● **Work request**: Please give the count of lines below that include "this" and leave out everything else.

● **Source material**:
/---

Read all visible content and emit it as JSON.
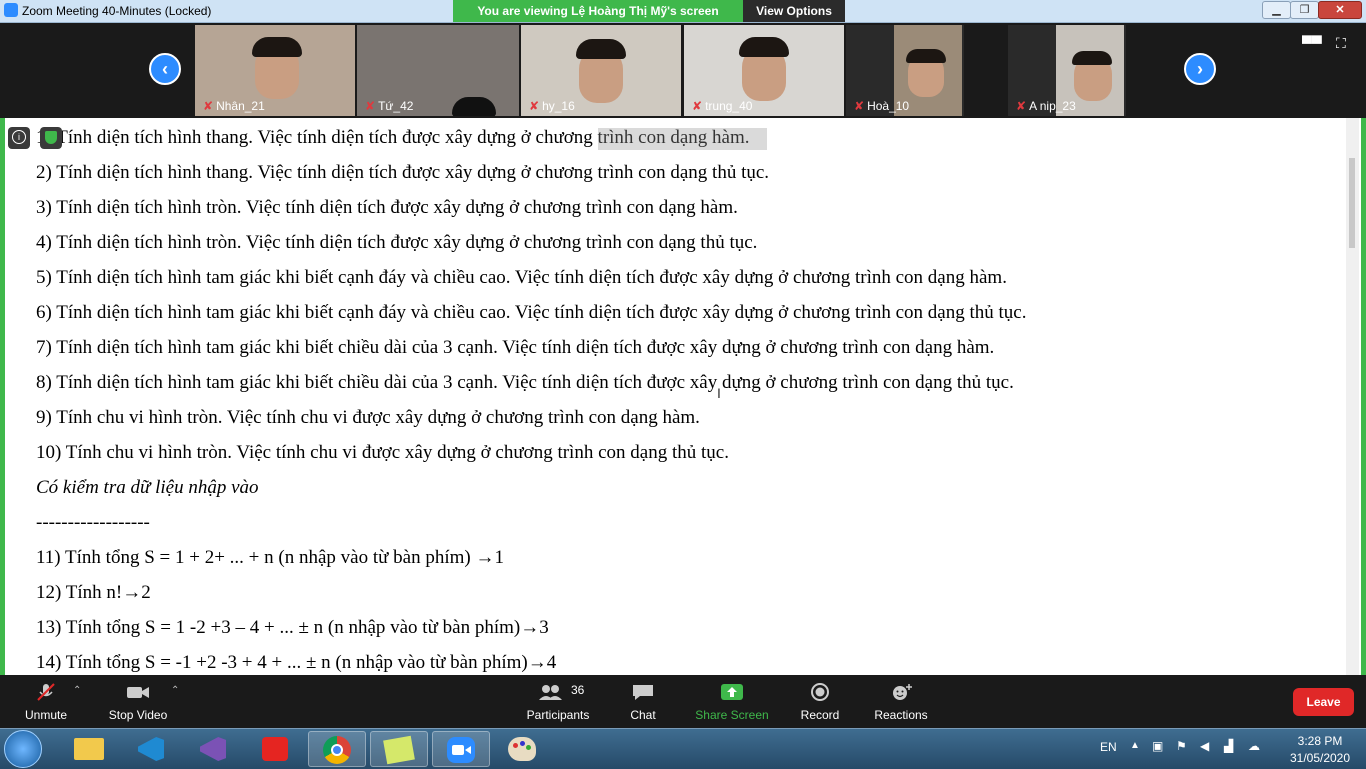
{
  "window": {
    "title": "Zoom Meeting 40-Minutes  (Locked)",
    "viewing_banner": "You are viewing Lệ Hoàng Thị Mỹ's screen",
    "view_options_label": "View Options",
    "minimize_icon": "minimize-icon",
    "maximize_icon": "maximize-icon",
    "close_icon": "close-icon"
  },
  "participants_strip": {
    "prev_icon": "chevron-left-icon",
    "next_icon": "chevron-right-icon",
    "tiles": [
      {
        "name": "Nhân_21"
      },
      {
        "name": "Tứ_42"
      },
      {
        "name": "hy_16"
      },
      {
        "name": "trung_40"
      },
      {
        "name": "Hoà_10"
      },
      {
        "name": "A nip_23"
      }
    ],
    "muted_icon": "mic-muted-icon"
  },
  "document": {
    "lines": [
      "1)  Tính diện tích hình thang. Việc tính diện tích được xây dựng ở chương trình con dạng hàm.",
      "2)  Tính diện tích hình thang. Việc tính diện tích được xây dựng ở chương trình con dạng thủ tục.",
      "3)  Tính diện tích hình tròn. Việc tính diện tích được xây dựng ở chương trình con dạng hàm.",
      "4)  Tính diện tích hình tròn. Việc tính diện tích được xây dựng ở chương trình con dạng thủ tục.",
      "5)  Tính diện tích hình tam giác khi biết cạnh đáy và chiều cao. Việc tính diện tích được xây dựng ở chương trình con dạng hàm.",
      "6)  Tính diện tích hình tam giác khi biết cạnh đáy và chiều cao. Việc tính diện tích được xây dựng ở chương trình con dạng thủ tục.",
      "7)  Tính diện tích hình tam giác khi biết chiều dài của 3 cạnh. Việc tính diện tích được xây dựng ở chương trình con dạng hàm.",
      "8)  Tính diện tích hình tam giác khi biết chiều dài của 3 cạnh. Việc tính diện tích được xây dựng ở chương trình con dạng thủ tục.",
      "9)  Tính chu vi hình tròn. Việc tính chu vi được xây dựng ở chương trình con dạng hàm.",
      "10) Tính chu vi hình tròn. Việc tính chu vi được xây dựng ở chương trình con dạng thủ tục.",
      "Có kiểm tra dữ liệu nhập vào",
      "------------------",
      "11) Tính tổng S = 1 +  2+ ... + n (n nhập vào từ bàn phím) →1",
      "12) Tính n!→2",
      "13) Tính tổng S = 1 -2  +3 – 4 +  ... ± n (n nhập vào từ bàn phím)→3",
      "14) Tính tổng S = -1 +2  -3 + 4 +  ... ± n (n nhập vào từ bàn phím)→4"
    ]
  },
  "toolbar": {
    "unmute_label": "Unmute",
    "stop_video_label": "Stop Video",
    "participants_label": "Participants",
    "participants_count": "36",
    "chat_label": "Chat",
    "share_screen_label": "Share Screen",
    "record_label": "Record",
    "reactions_label": "Reactions",
    "leave_label": "Leave",
    "share_color": "#3fb84b",
    "leave_color": "#e02828"
  },
  "taskbar": {
    "apps": [
      "start-orb",
      "file-explorer-icon",
      "vscode-icon",
      "visual-studio-icon",
      "garena-icon",
      "chrome-icon",
      "sticky-notes-icon",
      "zoom-icon",
      "paint-icon"
    ],
    "language": "EN",
    "time": "3:28 PM",
    "date": "31/05/2020"
  }
}
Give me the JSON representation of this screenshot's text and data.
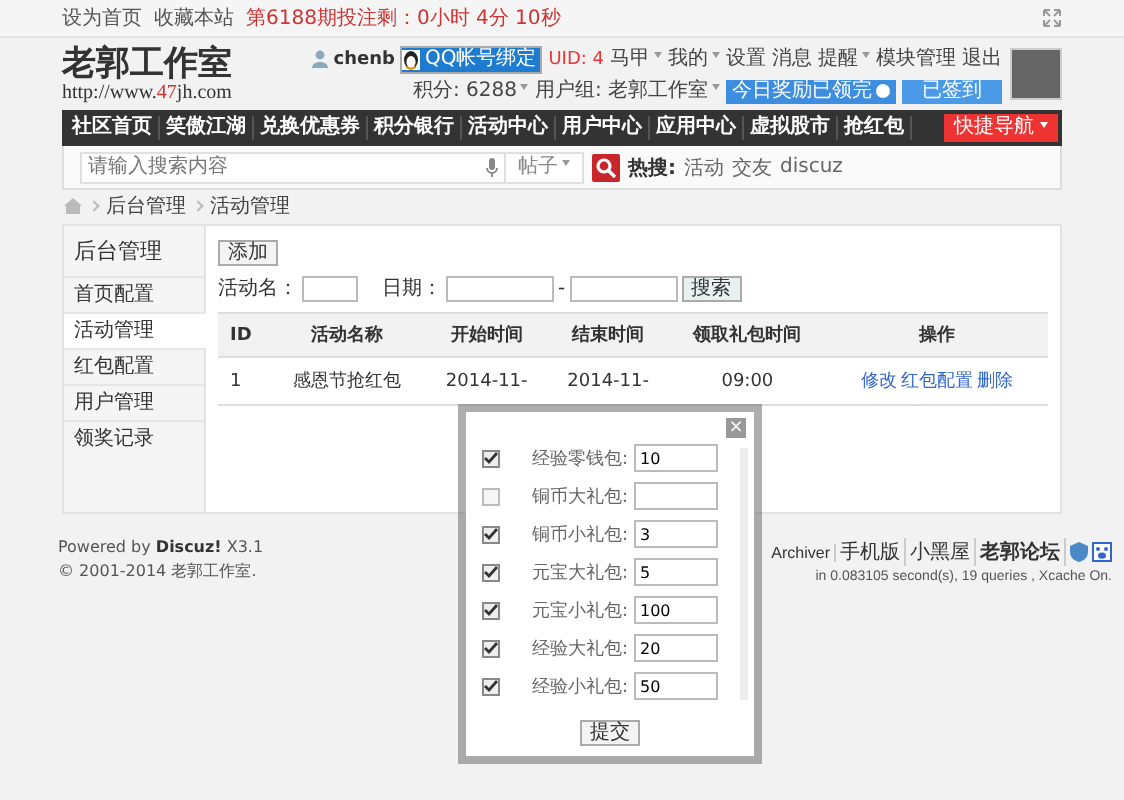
{
  "topbar": {
    "links": [
      "设为首页",
      "收藏本站"
    ],
    "notice": "第6188期投注剩：0小时 4分 10秒"
  },
  "header": {
    "logo": "老郭工作室",
    "logo_url_pre": "http://www.",
    "logo_url_num": "47",
    "logo_url_post": "jh.com",
    "user": "chenb",
    "qq_bind": "QQ帐号绑定",
    "uid": "UID: 4",
    "menus": [
      {
        "label": "马甲",
        "dropdown": true
      },
      {
        "label": "我的",
        "dropdown": true
      },
      {
        "label": "设置",
        "dropdown": false
      },
      {
        "label": "消息",
        "dropdown": false
      },
      {
        "label": "提醒",
        "dropdown": true
      },
      {
        "label": "模块管理",
        "dropdown": false
      },
      {
        "label": "退出",
        "dropdown": false
      }
    ],
    "points": "积分: 6288",
    "group": "用户组: 老郭工作室",
    "reward": "今日奖励已领完",
    "signed": "已签到"
  },
  "nav": {
    "items": [
      "社区首页",
      "笑傲江湖",
      "兑换优惠券",
      "积分银行",
      "活动中心",
      "用户中心",
      "应用中心",
      "虚拟股市",
      "抢红包"
    ],
    "quick": "快捷导航"
  },
  "search": {
    "placeholder": "请输入搜索内容",
    "type": "帖子",
    "hot_label": "热搜:",
    "hot": [
      "活动",
      "交友",
      "discuz"
    ]
  },
  "breadcrumb": [
    "后台管理",
    "活动管理"
  ],
  "sidebar": {
    "title": "后台管理",
    "items": [
      {
        "label": "首页配置",
        "selected": false
      },
      {
        "label": "活动管理",
        "selected": true
      },
      {
        "label": "红包配置",
        "selected": false
      },
      {
        "label": "用户管理",
        "selected": false
      },
      {
        "label": "领奖记录",
        "selected": false
      }
    ]
  },
  "filter": {
    "add": "添加",
    "name_label": "活动名：",
    "date_label": "日期：",
    "dash": "-",
    "search": "搜索"
  },
  "table": {
    "columns": [
      "ID",
      "活动名称",
      "开始时间",
      "结束时间",
      "领取礼包时间",
      "操作"
    ],
    "rows": [
      {
        "cells": [
          "1",
          "感恩节抢红包",
          "2014-11-",
          "2014-11-",
          "09:00"
        ],
        "actions": [
          "修改",
          "红包配置",
          "删除"
        ]
      }
    ]
  },
  "footer": {
    "powered": "Powered by **Discuz!** X3.1",
    "copyright": "© 2001-2014 老郭工作室.",
    "links": [
      "Archiver",
      "手机版",
      "小黑屋",
      "老郭论坛"
    ],
    "stats": "in 0.083105 second(s), 19 queries , Xcache On."
  },
  "dialog": {
    "close": "×",
    "rows": [
      {
        "label": "经验零钱包:",
        "checked": true,
        "value": "10"
      },
      {
        "label": "铜币大礼包:",
        "checked": false,
        "value": ""
      },
      {
        "label": "铜币小礼包:",
        "checked": true,
        "value": "3"
      },
      {
        "label": "元宝大礼包:",
        "checked": true,
        "value": "5"
      },
      {
        "label": "元宝小礼包:",
        "checked": true,
        "value": "100"
      },
      {
        "label": "经验大礼包:",
        "checked": true,
        "value": "20"
      },
      {
        "label": "经验小礼包:",
        "checked": true,
        "value": "50"
      }
    ],
    "submit": "提交"
  }
}
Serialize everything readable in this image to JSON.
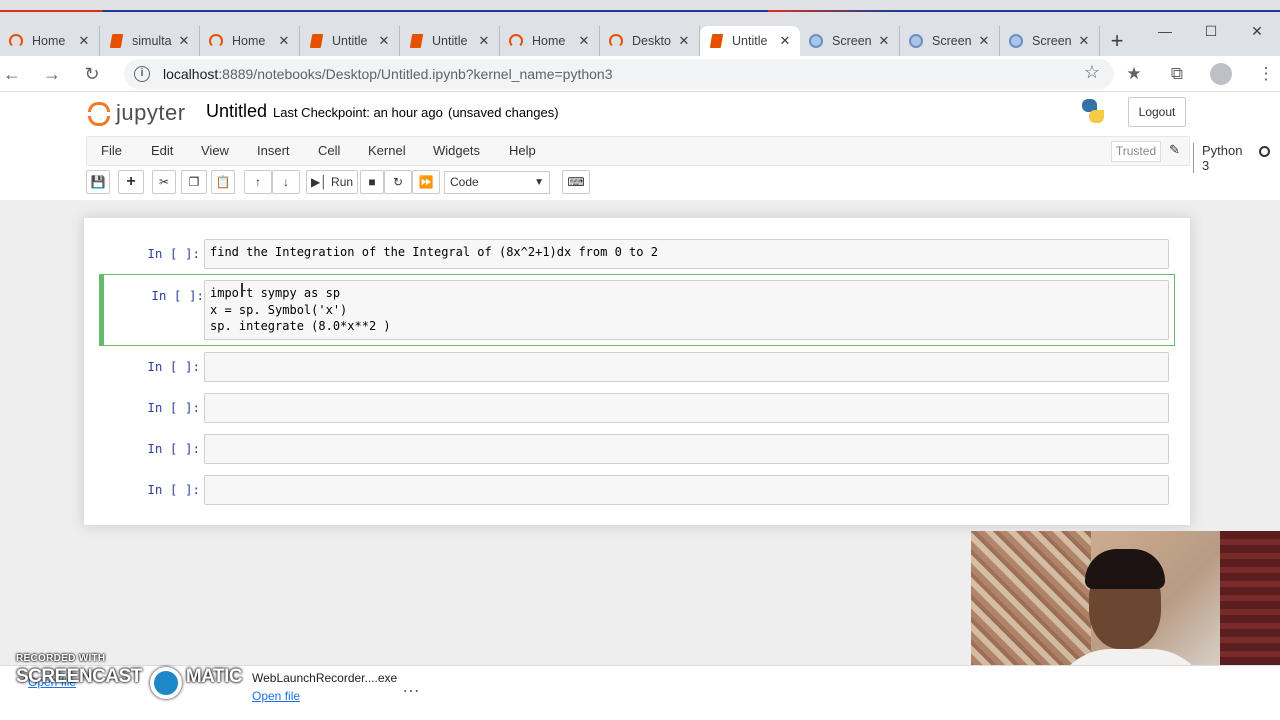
{
  "browser": {
    "tabs": [
      {
        "title": "Home",
        "icon": "jupyter-home-icon",
        "active": false
      },
      {
        "title": "simulta",
        "icon": "notebook-icon",
        "active": false
      },
      {
        "title": "Home",
        "icon": "jupyter-home-icon",
        "active": false
      },
      {
        "title": "Untitle",
        "icon": "notebook-icon",
        "active": false
      },
      {
        "title": "Untitle",
        "icon": "notebook-icon",
        "active": false
      },
      {
        "title": "Home",
        "icon": "jupyter-home-icon",
        "active": false
      },
      {
        "title": "Deskto",
        "icon": "jupyter-home-icon",
        "active": false
      },
      {
        "title": "Untitle",
        "icon": "notebook-icon",
        "active": true
      },
      {
        "title": "Screen",
        "icon": "web-icon",
        "active": false
      },
      {
        "title": "Screen",
        "icon": "web-icon",
        "active": false
      },
      {
        "title": "Screen",
        "icon": "web-icon",
        "active": false
      }
    ],
    "url_host": "localhost",
    "url_rest": ":8889/notebooks/Desktop/Untitled.ipynb?kernel_name=python3"
  },
  "jupyter": {
    "logo_text": "jupyter",
    "notebook_name": "Untitled",
    "checkpoint": "Last Checkpoint: an hour ago",
    "unsaved": "(unsaved changes)",
    "logout_label": "Logout",
    "menu": [
      "File",
      "Edit",
      "View",
      "Insert",
      "Cell",
      "Kernel",
      "Widgets",
      "Help"
    ],
    "trusted_label": "Trusted",
    "kernel_name": "Python 3",
    "run_label": "Run",
    "cell_type": "Code",
    "accent_color": "#66bb6a"
  },
  "cells": [
    {
      "prompt": "In [ ]:",
      "lines": [
        "find the Integration of the Integral of (8x^2+1)dx from 0 to 2"
      ],
      "selected": false
    },
    {
      "prompt": "In [ ]:",
      "lines": [
        "import sympy as sp",
        "x = sp. Symbol('x')",
        "sp. integrate (8.0*x**2 )"
      ],
      "selected": true
    },
    {
      "prompt": "In [ ]:",
      "lines": [
        ""
      ],
      "selected": false
    },
    {
      "prompt": "In [ ]:",
      "lines": [
        ""
      ],
      "selected": false
    },
    {
      "prompt": "In [ ]:",
      "lines": [
        ""
      ],
      "selected": false
    },
    {
      "prompt": "In [ ]:",
      "lines": [
        ""
      ],
      "selected": false
    }
  ],
  "downloads": {
    "item1_name": "",
    "item1_open": "Open file",
    "item2_name": "WebLaunchRecorder....exe",
    "item2_open": "Open file"
  },
  "watermark": {
    "line1": "RECORDED WITH",
    "line2": "SCREENCAST",
    "line3": "MATIC"
  }
}
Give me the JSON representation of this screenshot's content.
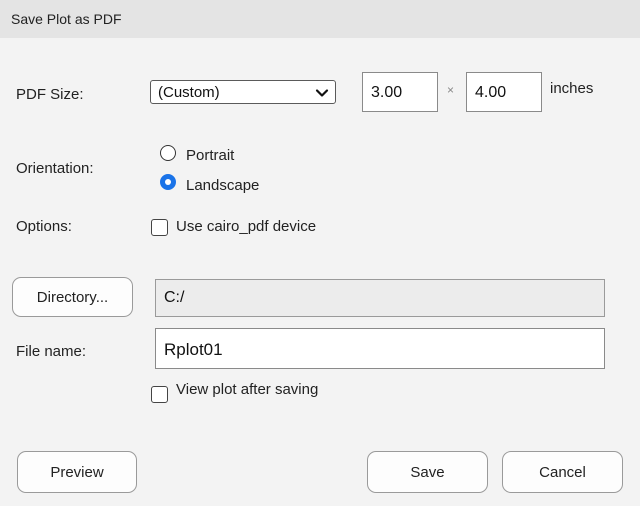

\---

● **Problem solution**: 3